* _WHAT THE TASK ASKS_
Reproduce all entries precisely, down to the last character.

Data about app and page elements:
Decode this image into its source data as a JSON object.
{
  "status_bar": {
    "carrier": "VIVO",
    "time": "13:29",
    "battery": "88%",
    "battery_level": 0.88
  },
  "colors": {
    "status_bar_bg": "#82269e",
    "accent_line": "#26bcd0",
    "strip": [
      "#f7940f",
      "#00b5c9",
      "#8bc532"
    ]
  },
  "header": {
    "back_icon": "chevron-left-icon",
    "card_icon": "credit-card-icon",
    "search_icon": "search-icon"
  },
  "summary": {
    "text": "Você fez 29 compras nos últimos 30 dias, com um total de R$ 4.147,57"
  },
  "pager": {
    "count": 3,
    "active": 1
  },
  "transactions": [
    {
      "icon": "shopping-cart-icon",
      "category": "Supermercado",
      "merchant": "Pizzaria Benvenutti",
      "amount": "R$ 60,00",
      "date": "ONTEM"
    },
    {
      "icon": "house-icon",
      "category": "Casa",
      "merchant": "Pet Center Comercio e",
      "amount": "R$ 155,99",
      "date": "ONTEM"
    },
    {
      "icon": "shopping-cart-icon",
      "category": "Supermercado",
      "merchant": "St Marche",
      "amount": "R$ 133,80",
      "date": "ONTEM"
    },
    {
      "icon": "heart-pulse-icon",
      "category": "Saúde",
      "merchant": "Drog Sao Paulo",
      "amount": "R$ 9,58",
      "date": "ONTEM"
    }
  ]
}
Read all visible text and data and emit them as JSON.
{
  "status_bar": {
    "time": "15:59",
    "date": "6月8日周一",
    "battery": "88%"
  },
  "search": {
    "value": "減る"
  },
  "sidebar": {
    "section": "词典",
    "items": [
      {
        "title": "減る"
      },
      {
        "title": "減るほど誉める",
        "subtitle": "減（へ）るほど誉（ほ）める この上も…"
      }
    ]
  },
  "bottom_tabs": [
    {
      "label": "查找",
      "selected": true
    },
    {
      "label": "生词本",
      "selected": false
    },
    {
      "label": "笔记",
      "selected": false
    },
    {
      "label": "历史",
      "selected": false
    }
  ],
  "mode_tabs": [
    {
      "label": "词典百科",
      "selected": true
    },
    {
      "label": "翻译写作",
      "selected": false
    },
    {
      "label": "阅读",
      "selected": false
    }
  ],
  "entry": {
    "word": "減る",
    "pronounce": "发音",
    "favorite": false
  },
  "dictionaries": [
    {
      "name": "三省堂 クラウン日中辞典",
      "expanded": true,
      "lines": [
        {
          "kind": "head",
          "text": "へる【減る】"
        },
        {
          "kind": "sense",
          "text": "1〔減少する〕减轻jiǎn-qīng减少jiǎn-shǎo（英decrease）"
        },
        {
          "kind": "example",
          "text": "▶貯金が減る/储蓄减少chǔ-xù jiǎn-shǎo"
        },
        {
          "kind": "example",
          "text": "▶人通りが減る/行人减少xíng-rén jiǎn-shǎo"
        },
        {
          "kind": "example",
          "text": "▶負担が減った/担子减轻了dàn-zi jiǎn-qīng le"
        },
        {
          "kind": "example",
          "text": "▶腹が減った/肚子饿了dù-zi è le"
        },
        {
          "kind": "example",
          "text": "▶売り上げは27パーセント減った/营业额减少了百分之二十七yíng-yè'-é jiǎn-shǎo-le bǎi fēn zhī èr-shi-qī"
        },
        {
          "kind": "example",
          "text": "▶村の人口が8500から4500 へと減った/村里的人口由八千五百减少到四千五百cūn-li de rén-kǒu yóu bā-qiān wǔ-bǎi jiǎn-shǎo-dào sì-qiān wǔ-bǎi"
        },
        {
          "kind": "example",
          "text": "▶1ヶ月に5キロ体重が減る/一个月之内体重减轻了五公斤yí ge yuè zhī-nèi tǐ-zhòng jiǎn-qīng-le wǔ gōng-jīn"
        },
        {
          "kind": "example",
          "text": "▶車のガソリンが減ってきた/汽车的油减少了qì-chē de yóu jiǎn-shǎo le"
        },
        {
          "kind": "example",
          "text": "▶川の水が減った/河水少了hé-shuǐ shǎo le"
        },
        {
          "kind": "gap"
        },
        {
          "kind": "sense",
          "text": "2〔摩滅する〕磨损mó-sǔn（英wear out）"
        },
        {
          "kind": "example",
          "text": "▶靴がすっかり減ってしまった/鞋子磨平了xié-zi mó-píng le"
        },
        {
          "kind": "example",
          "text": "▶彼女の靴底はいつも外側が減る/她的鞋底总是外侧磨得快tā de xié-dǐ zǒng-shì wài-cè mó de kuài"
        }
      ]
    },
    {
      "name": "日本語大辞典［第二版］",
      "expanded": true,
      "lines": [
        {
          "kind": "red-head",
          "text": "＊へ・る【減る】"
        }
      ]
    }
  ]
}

* _ANSWER TO THE PROBLEM_
Decode this image into its source data as a JSON object.
{
  "status_bar": {
    "carrier": "VIVO",
    "time": "13:29",
    "battery": "88%",
    "battery_level": 0.88
  },
  "colors": {
    "status_bar_bg": "#82269e",
    "accent_line": "#26bcd0",
    "strip": [
      "#f7940f",
      "#00b5c9",
      "#8bc532"
    ]
  },
  "header": {
    "back_icon": "chevron-left-icon",
    "card_icon": "credit-card-icon",
    "search_icon": "search-icon"
  },
  "summary": {
    "text": "Você fez 29 compras nos últimos 30 dias, com um total de R$ 4.147,57"
  },
  "pager": {
    "count": 3,
    "active": 1
  },
  "transactions": [
    {
      "icon": "shopping-cart-icon",
      "category": "Supermercado",
      "merchant": "Pizzaria Benvenutti",
      "amount": "R$ 60,00",
      "date": "ONTEM"
    },
    {
      "icon": "house-icon",
      "category": "Casa",
      "merchant": "Pet Center Comercio e",
      "amount": "R$ 155,99",
      "date": "ONTEM"
    },
    {
      "icon": "shopping-cart-icon",
      "category": "Supermercado",
      "merchant": "St Marche",
      "amount": "R$ 133,80",
      "date": "ONTEM"
    },
    {
      "icon": "heart-pulse-icon",
      "category": "Saúde",
      "merchant": "Drog Sao Paulo",
      "amount": "R$ 9,58",
      "date": "ONTEM"
    }
  ]
}
Read all visible text and data and emit them as JSON.
{
  "status_bar": {
    "time": "15:59",
    "date": "6月8日周一",
    "battery": "88%"
  },
  "search": {
    "value": "減る"
  },
  "sidebar": {
    "section": "词典",
    "items": [
      {
        "title": "減る"
      },
      {
        "title": "減るほど誉める",
        "subtitle": "減（へ）るほど誉（ほ）める この上も…"
      }
    ]
  },
  "bottom_tabs": [
    {
      "label": "查找",
      "selected": true
    },
    {
      "label": "生词本",
      "selected": false
    },
    {
      "label": "笔记",
      "selected": false
    },
    {
      "label": "历史",
      "selected": false
    }
  ],
  "mode_tabs": [
    {
      "label": "词典百科",
      "selected": true
    },
    {
      "label": "翻译写作",
      "selected": false
    },
    {
      "label": "阅读",
      "selected": false
    }
  ],
  "entry": {
    "word": "減る",
    "pronounce": "发音",
    "favorite": false
  },
  "dictionaries": [
    {
      "name": "三省堂 クラウン日中辞典",
      "expanded": true,
      "lines": [
        {
          "kind": "head",
          "text": "へる【減る】"
        },
        {
          "kind": "sense",
          "text": "1〔減少する〕减轻jiǎn-qīng减少jiǎn-shǎo（英decrease）"
        },
        {
          "kind": "example",
          "text": "▶貯金が減る/储蓄减少chǔ-xù jiǎn-shǎo"
        },
        {
          "kind": "example",
          "text": "▶人通りが減る/行人减少xíng-rén jiǎn-shǎo"
        },
        {
          "kind": "example",
          "text": "▶負担が減った/担子减轻了dàn-zi jiǎn-qīng le"
        },
        {
          "kind": "example",
          "text": "▶腹が減った/肚子饿了dù-zi è le"
        },
        {
          "kind": "example",
          "text": "▶売り上げは27パーセント減った/营业额减少了百分之二十七yíng-yè'-é jiǎn-shǎo-le bǎi fēn zhī èr-shi-qī"
        },
        {
          "kind": "example",
          "text": "▶村の人口が8500から4500 へと減った/村里的人口由八千五百减少到四千五百cūn-li de rén-kǒu yóu bā-qiān wǔ-bǎi jiǎn-shǎo-dào sì-qiān wǔ-bǎi"
        },
        {
          "kind": "example",
          "text": "▶1ヶ月に5キロ体重が減る/一个月之内体重减轻了五公斤yí ge yuè zhī-nèi tǐ-zhòng jiǎn-qīng-le wǔ gōng-jīn"
        },
        {
          "kind": "example",
          "text": "▶車のガソリンが減ってきた/汽车的油减少了qì-chē de yóu jiǎn-shǎo le"
        },
        {
          "kind": "example",
          "text": "▶川の水が減った/河水少了hé-shuǐ shǎo le"
        },
        {
          "kind": "gap"
        },
        {
          "kind": "sense",
          "text": "2〔摩滅する〕磨损mó-sǔn（英wear out）"
        },
        {
          "kind": "example",
          "text": "▶靴がすっかり減ってしまった/鞋子磨平了xié-zi mó-píng le"
        },
        {
          "kind": "example",
          "text": "▶彼女の靴底はいつも外側が減る/她的鞋底总是外侧磨得快tā de xié-dǐ zǒng-shì wài-cè mó de kuài"
        }
      ]
    },
    {
      "name": "日本語大辞典［第二版］",
      "expanded": true,
      "lines": [
        {
          "kind": "red-head",
          "text": "＊へ・る【減る】"
        }
      ]
    }
  ]
}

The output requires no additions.